And at least part of what he learned in hostage negotiations can also be generalizable to both business negotiations and to our lives.
The main takeaway?
That the secret to negotiating with the most aggressive and dangerous negotiators is to listen and empathize, says Voss.
Needless to say, that doesn’t mean to give in or be soft, but it does mean that lending an ear, sympathizing with their plight, and trying to offer a legally-acceptable compromise wins the day.
I find that approach to be most useful with emotional and, particularly, with angry negotiators.
#7. Difficult Conversations
Another great book to negotiating when emotions run high.
Here again one of the biggest takeaways is to first listen and understand what our negotiating partner is so worked up about.
As the authors say, you can’t move the conversation in a positive direction until the aggravated party feels heard and understood.
#6. The Shadow Negotiation
Albeit it’s marketed at women and for women, this is useful to anyone.
Deborah Kolb is a sharp mind that sees and understands frames, negotiation power moves, as well as deeper power dynamics.
Most of all, I liked that it contains a lot of examples, which also makes it a good text for beginners.
#5. Getting Past No
Possibly the best book I have read to negotiating difficult situations.
Here are the two biggest takeaways:
- Always (re)frame the negotiation as an attempt at finding a win-win
- Help people save face and it will be easier for them to make concessions
If you noticed some parallels from How to Win Friends and Influence People, you are right.
After all, understanding people in one setting (friendships) helps you in all other domain as well because people are people (dating, intimate relationships, negotiations etc. etc.)
In my course Power University I show you a couple of examples where helping people save face helped me win the negotiation.

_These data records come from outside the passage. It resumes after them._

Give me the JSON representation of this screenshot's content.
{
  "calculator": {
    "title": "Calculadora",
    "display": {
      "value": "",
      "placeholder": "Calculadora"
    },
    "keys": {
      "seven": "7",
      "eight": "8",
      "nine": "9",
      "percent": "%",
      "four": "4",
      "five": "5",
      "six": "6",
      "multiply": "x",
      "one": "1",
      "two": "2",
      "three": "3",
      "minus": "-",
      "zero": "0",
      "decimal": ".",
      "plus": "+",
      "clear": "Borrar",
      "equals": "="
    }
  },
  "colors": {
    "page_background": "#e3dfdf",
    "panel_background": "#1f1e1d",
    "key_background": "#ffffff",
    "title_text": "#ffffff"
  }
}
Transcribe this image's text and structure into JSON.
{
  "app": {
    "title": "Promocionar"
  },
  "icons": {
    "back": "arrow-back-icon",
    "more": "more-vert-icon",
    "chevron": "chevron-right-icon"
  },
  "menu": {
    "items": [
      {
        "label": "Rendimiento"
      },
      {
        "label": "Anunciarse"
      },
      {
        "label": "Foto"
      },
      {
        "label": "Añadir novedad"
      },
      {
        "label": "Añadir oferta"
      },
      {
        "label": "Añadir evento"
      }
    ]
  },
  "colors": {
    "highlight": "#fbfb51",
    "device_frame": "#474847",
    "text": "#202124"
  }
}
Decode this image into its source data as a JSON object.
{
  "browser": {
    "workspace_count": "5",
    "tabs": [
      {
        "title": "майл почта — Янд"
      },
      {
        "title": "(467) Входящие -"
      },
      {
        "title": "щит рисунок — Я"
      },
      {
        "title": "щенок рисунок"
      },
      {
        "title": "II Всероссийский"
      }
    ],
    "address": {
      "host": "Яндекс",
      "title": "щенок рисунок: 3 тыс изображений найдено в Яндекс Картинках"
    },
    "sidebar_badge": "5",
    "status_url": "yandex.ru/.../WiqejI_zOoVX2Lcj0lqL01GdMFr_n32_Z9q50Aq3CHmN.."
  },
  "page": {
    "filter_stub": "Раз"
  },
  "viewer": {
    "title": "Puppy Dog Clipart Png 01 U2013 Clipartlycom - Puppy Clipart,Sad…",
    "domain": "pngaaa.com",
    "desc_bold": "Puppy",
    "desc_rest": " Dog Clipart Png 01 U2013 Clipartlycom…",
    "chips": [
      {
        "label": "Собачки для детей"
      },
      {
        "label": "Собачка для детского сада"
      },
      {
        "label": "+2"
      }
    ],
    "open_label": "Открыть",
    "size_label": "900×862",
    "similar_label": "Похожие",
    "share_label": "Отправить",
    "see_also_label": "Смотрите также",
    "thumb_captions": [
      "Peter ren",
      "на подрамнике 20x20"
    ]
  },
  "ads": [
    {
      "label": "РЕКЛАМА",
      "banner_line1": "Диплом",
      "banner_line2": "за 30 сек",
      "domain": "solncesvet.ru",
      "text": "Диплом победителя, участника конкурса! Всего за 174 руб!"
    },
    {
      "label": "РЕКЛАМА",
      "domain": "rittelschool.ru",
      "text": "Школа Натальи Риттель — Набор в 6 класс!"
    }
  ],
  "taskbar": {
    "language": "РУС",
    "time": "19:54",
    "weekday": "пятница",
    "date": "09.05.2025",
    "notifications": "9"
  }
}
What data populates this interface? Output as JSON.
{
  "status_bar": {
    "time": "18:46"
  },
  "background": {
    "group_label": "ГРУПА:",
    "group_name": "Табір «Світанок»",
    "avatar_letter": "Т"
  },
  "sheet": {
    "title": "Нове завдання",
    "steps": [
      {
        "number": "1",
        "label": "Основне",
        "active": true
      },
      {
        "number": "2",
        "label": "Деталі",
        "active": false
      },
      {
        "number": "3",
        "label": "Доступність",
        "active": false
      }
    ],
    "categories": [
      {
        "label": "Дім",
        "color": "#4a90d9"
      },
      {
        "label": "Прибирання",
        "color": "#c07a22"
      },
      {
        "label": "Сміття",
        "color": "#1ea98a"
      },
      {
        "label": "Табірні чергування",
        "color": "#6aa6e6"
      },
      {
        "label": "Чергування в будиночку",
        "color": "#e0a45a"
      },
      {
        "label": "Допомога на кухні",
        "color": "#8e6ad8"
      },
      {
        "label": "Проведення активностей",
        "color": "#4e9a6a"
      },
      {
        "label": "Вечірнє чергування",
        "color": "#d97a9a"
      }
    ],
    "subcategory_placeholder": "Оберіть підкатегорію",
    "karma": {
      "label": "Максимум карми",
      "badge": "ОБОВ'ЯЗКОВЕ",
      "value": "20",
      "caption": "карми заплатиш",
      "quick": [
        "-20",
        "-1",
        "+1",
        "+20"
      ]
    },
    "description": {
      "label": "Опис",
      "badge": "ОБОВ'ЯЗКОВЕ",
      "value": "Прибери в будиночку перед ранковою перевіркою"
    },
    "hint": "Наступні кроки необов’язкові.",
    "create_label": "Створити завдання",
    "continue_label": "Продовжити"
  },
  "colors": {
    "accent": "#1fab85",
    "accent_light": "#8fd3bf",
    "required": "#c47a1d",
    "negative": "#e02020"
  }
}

#4.Game Theory Bargaining and Auction Strategies
By G Berz
This is very technical, as expected from a book on game theory.
Yet, I still learned a lot from this negotiation books.
No other book, for example, opened my eyes on the best technique to sell your house.
Now, thanks to Berz, I know that I will be using a Dutch auction style to sell my house one day.
#3. Getting to Yes
Getting to Yes is a classic and one of the biggest negotiation best seller books.
And for good reasons.
Two of its main negotiation takeaways are:
- Developing alternatives (BATNA method)
- Focus on interests and not positions
There is one more key concept, which I recommend that you make your new mantra for negotiations:
Be hard on problems and soft on people
#2. Secrets of Power Negotiations
What’s special about our N.1 best negotiation books?
It’s that it’s raw, crude, amoral… Just what you need to teach you what the real sharks and wolves do.
This isn’t about “seek win-win”, Dawson tells you how the as*holes and the power negotiators actually behave.
And you need that tough love to protect yourself -and to attack back-.
You will learn techniques and power moves such “good cop/bad cop”, “higher authority”, “the flinch” and all other power moves that the biggest sharks out there use.
I have listed some of these same techniques (and more) on this post here:
Personally, I can’t believe what an under-appreciated and underrated book this pearl on negotiation power moves actually is.
#1. Negotiation Genius
Simply the best overview of negotiation I have read.
Deepak Malhotra well represents the philosophy of this website as well: seek win-win in a way that maximizes value and enlarges the pie for all, but don’t be naive about it.
Such as, learn about power dynamics, learn about manipulations, and be prepared for the obvious fact of life that not all negotiations or negotiators are good for win-win deals.